Component data from apps and pages —
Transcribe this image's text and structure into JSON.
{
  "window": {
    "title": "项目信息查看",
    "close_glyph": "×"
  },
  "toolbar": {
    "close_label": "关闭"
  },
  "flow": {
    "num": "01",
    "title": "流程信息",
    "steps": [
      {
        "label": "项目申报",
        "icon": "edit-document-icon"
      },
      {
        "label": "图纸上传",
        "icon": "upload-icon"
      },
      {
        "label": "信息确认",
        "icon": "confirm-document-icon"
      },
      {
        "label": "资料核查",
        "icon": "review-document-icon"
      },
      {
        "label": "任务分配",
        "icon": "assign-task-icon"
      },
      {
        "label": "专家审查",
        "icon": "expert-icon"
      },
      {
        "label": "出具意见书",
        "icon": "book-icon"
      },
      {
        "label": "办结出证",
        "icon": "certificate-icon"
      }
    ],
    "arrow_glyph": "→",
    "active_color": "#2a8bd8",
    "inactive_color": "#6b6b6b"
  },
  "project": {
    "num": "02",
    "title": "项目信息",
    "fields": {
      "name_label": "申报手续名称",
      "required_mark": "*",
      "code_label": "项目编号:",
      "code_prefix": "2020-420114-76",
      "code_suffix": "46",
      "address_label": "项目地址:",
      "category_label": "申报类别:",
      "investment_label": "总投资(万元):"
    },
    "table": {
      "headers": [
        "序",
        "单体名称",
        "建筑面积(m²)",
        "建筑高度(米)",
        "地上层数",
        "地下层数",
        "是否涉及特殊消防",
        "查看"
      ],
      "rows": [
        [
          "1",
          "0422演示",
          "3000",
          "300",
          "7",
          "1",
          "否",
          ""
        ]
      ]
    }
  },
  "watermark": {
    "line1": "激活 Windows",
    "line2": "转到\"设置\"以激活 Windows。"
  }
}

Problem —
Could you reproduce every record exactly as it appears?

Exercise response —
Transcribe this image's text and structure into JSON.
{
  "window": {
    "title": "项目信息查看",
    "close_glyph": "×"
  },
  "toolbar": {
    "close_label": "关闭"
  },
  "flow": {
    "num": "01",
    "title": "流程信息",
    "steps": [
      {
        "label": "项目申报",
        "icon": "edit-document-icon"
      },
      {
        "label": "图纸上传",
        "icon": "upload-icon"
      },
      {
        "label": "信息确认",
        "icon": "confirm-document-icon"
      },
      {
        "label": "资料核查",
        "icon": "review-document-icon"
      },
      {
        "label": "任务分配",
        "icon": "assign-task-icon"
      },
      {
        "label": "专家审查",
        "icon": "expert-icon"
      },
      {
        "label": "出具意见书",
        "icon": "book-icon"
      },
      {
        "label": "办结出证",
        "icon": "certificate-icon"
      }
    ],
    "arrow_glyph": "→",
    "active_color": "#2a8bd8",
    "inactive_color": "#6b6b6b"
  },
  "project": {
    "num": "02",
    "title": "项目信息",
    "fields": {
      "name_label": "申报手续名称",
      "required_mark": "*",
      "code_label": "项目编号:",
      "code_prefix": "2020-420114-76",
      "code_suffix": "46",
      "address_label": "项目地址:",
      "category_label": "申报类别:",
      "investment_label": "总投资(万元):"
    },
    "table": {
      "headers": [
        "序",
        "单体名称",
        "建筑面积(m²)",
        "建筑高度(米)",
        "地上层数",
        "地下层数",
        "是否涉及特殊消防",
        "查看"
      ],
      "rows": [
        [
          "1",
          "0422演示",
          "3000",
          "300",
          "7",
          "1",
          "否",
          ""
        ]
      ]
    }
  },
  "watermark": {
    "line1": "激活 Windows",
    "line2": "转到\"设置\"以激活 Windows。"
  }
}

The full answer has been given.